### Brief
Narrow the data below down to the lines containing "Headlamp".

### Material provided
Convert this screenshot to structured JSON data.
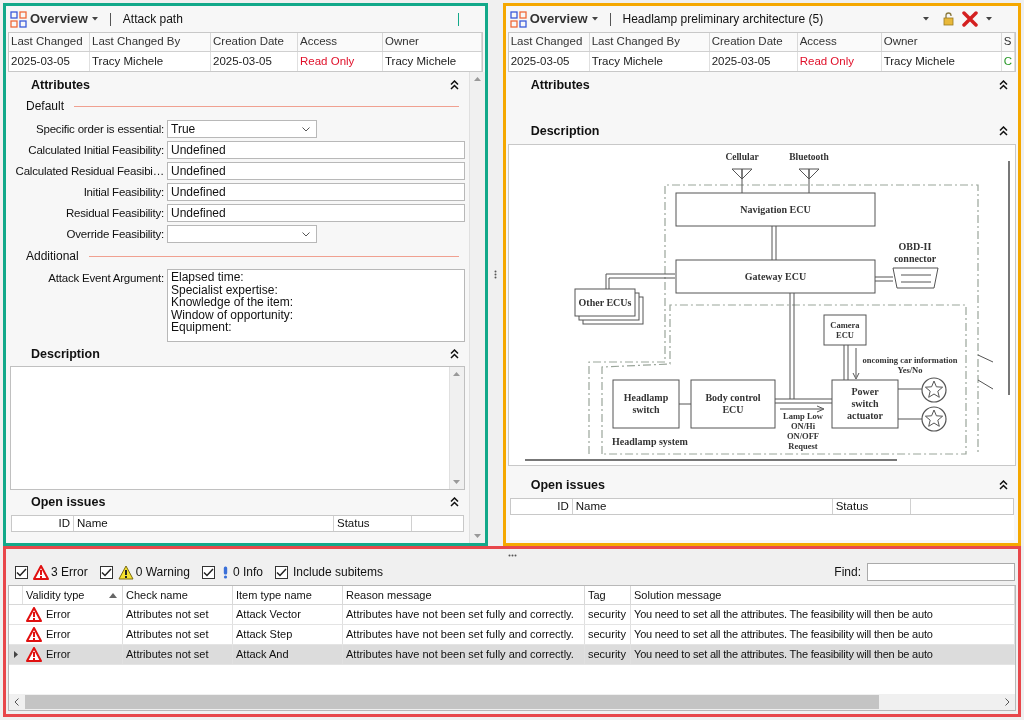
{
  "left_pane": {
    "view": "Overview",
    "title": "Attack path",
    "meta": {
      "columns": [
        "Last Changed",
        "Last Changed By",
        "Creation Date",
        "Access",
        "Owner"
      ],
      "row": [
        {
          "text": "2025-03-05",
          "kind": "plain"
        },
        {
          "text": "Tracy Michele",
          "kind": "plain"
        },
        {
          "text": "2025-03-05",
          "kind": "plain"
        },
        {
          "text": "Read Only",
          "kind": "alert"
        },
        {
          "text": "Tracy Michele",
          "kind": "plain"
        }
      ]
    },
    "attributes": {
      "title": "Attributes",
      "groups": [
        {
          "title": "Default",
          "fields": [
            {
              "label": "Specific order is essential:",
              "kind": "dropdown",
              "value": "True"
            },
            {
              "label": "Calculated Initial Feasibility:",
              "kind": "text",
              "value": "Undefined"
            },
            {
              "label": "Calculated Residual Feasibi…",
              "kind": "text",
              "value": "Undefined"
            },
            {
              "label": "Initial Feasibility:",
              "kind": "text",
              "value": "Undefined"
            },
            {
              "label": "Residual Feasibility:",
              "kind": "text",
              "value": "Undefined"
            },
            {
              "label": "Override Feasibility:",
              "kind": "dropdown"
            }
          ]
        },
        {
          "title": "Additional",
          "fields": [
            {
              "label": "Attack Event Argument:",
              "kind": "textarea",
              "lines": [
                "Elapsed time:",
                "Specialist expertise:",
                "Knowledge of the item:",
                "Window of opportunity:",
                "Equipment:"
              ]
            }
          ]
        }
      ]
    },
    "description": {
      "title": "Description"
    },
    "open_issues": {
      "title": "Open issues",
      "columns": [
        "ID",
        "Name",
        "Status"
      ]
    }
  },
  "right_pane": {
    "view": "Overview",
    "title": "Headlamp preliminary architecture (5)",
    "meta": {
      "columns": [
        "Last Changed",
        "Last Changed By",
        "Creation Date",
        "Access",
        "Owner",
        "S"
      ],
      "row": [
        {
          "text": "2025-03-05",
          "kind": "plain"
        },
        {
          "text": "Tracy Michele",
          "kind": "plain"
        },
        {
          "text": "2025-03-05",
          "kind": "plain"
        },
        {
          "text": "Read Only",
          "kind": "alert"
        },
        {
          "text": "Tracy Michele",
          "kind": "plain"
        },
        {
          "text": "C",
          "kind": "ok"
        }
      ]
    },
    "attributes": {
      "title": "Attributes"
    },
    "description": {
      "title": "Description",
      "diagram": {
        "blocks": [
          {
            "lines": [
              "Navigation ECU"
            ]
          },
          {
            "lines": [
              "Gateway ECU"
            ]
          },
          {
            "lines": [
              "Other ECUs"
            ]
          },
          {
            "lines": [
              "Camera",
              "ECU"
            ]
          },
          {
            "lines": [
              "Headlamp",
              "switch"
            ]
          },
          {
            "lines": [
              "Body control",
              "ECU"
            ]
          },
          {
            "lines": [
              "Power",
              "switch",
              "actuator"
            ]
          }
        ],
        "labels": [
          {
            "lines": [
              "Cellular"
            ]
          },
          {
            "lines": [
              "Bluetooth"
            ]
          },
          {
            "lines": [
              "OBD-II",
              "connector"
            ]
          },
          {
            "lines": [
              "oncoming car information",
              "Yes/No"
            ]
          },
          {
            "lines": [
              "Headlamp system"
            ]
          },
          {
            "lines": [
              "Lamp Low",
              "ON/Hi",
              "ON/OFF",
              "Request"
            ]
          }
        ]
      }
    },
    "open_issues": {
      "title": "Open issues",
      "columns": [
        "ID",
        "Name",
        "Status"
      ]
    }
  },
  "validation": {
    "filters": [
      {
        "label": "3 Error",
        "kind": "error",
        "checked": true
      },
      {
        "label": "0 Warning",
        "kind": "warning",
        "checked": true
      },
      {
        "label": "0 Info",
        "kind": "info",
        "checked": true
      },
      {
        "label": "Include subitems",
        "kind": "plain",
        "checked": true
      }
    ],
    "find_label": "Find:",
    "columns": [
      {
        "label": "Validity type",
        "sorted": true
      },
      {
        "label": "Check name",
        "sorted": false
      },
      {
        "label": "Item type name",
        "sorted": false
      },
      {
        "label": "Reason message",
        "sorted": false
      },
      {
        "label": "Tag",
        "sorted": false
      },
      {
        "label": "Solution message",
        "sorted": false
      }
    ],
    "rows": [
      {
        "kind": "error",
        "selected": false,
        "cells": [
          "Error",
          "Attributes not set",
          "Attack Vector",
          "Attributes have not been set fully and correctly.",
          "security",
          "You need to set all the attributes. The feasibility will then be auto"
        ]
      },
      {
        "kind": "error",
        "selected": false,
        "cells": [
          "Error",
          "Attributes not set",
          "Attack Step",
          "Attributes have not been set fully and correctly.",
          "security",
          "You need to set all the attributes. The feasibility will then be auto"
        ]
      },
      {
        "kind": "error",
        "selected": true,
        "cells": [
          "Error",
          "Attributes not set",
          "Attack And",
          "Attributes have not been set fully and correctly.",
          "security",
          "You need to set all the attributes. The feasibility will then be auto"
        ]
      }
    ]
  }
}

### Exercise result
    "title": "Headlamp preliminary architecture (5)",
              "Headlamp",
              "Headlamp system"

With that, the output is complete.